» **BRIEF**
Set down all of the data that follows, keeping every character.

[Interface dataset entries]
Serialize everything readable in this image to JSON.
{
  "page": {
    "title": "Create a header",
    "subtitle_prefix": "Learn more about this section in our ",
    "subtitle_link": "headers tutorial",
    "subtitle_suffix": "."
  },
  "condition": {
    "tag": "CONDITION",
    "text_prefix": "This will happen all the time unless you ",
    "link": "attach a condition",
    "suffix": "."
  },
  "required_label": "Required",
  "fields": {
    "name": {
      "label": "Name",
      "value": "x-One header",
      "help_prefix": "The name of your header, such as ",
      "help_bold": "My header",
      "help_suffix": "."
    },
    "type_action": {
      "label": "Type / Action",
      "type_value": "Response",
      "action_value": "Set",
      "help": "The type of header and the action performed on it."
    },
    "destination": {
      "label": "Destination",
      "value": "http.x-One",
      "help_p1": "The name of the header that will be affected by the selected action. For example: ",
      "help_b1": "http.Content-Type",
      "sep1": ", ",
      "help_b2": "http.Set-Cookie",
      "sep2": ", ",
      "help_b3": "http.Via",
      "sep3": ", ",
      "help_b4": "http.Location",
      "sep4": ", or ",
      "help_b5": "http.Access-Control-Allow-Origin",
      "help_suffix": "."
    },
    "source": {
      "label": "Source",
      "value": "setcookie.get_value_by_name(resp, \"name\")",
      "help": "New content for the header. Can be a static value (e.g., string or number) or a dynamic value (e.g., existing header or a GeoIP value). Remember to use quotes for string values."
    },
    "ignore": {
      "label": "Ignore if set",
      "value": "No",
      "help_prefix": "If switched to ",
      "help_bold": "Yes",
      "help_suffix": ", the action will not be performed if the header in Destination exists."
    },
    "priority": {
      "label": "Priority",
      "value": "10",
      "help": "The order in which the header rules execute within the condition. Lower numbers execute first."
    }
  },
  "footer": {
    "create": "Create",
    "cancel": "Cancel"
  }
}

» **RESPONSE TO THE EXERCISE**
Serialize everything readable in this image to JSON.
{
  "page": {
    "title": "Create a header",
    "subtitle_prefix": "Learn more about this section in our ",
    "subtitle_link": "headers tutorial",
    "subtitle_suffix": "."
  },
  "condition": {
    "tag": "CONDITION",
    "text_prefix": "This will happen all the time unless you ",
    "link": "attach a condition",
    "suffix": "."
  },
  "required_label": "Required",
  "fields": {
    "name": {
      "label": "Name",
      "value": "x-One header",
      "help_prefix": "The name of your header, such as ",
      "help_bold": "My header",
      "help_suffix": "."
    },
    "type_action": {
      "label": "Type / Action",
      "type_value": "Response",
      "action_value": "Set",
      "help": "The type of header and the action performed on it."
    },
    "destination": {
      "label": "Destination",
      "value": "http.x-One",
      "help_p1": "The name of the header that will be affected by the selected action. For example: ",
      "help_b1": "http.Content-Type",
      "sep1": ", ",
      "help_b2": "http.Set-Cookie",
      "sep2": ", ",
      "help_b3": "http.Via",
      "sep3": ", ",
      "help_b4": "http.Location",
      "sep4": ", or ",
      "help_b5": "http.Access-Control-Allow-Origin",
      "help_suffix": "."
    },
    "source": {
      "label": "Source",
      "value": "setcookie.get_value_by_name(resp, \"name\")",
      "help": "New content for the header. Can be a static value (e.g., string or number) or a dynamic value (e.g., existing header or a GeoIP value). Remember to use quotes for string values."
    },
    "ignore": {
      "label": "Ignore if set",
      "value": "No",
      "help_prefix": "If switched to ",
      "help_bold": "Yes",
      "help_suffix": ", the action will not be performed if the header in Destination exists."
    },
    "priority": {
      "label": "Priority",
      "value": "10",
      "help": "The order in which the header rules execute within the condition. Lower numbers execute first."
    }
  },
  "footer": {
    "create": "Create",
    "cancel": "Cancel"
  }
}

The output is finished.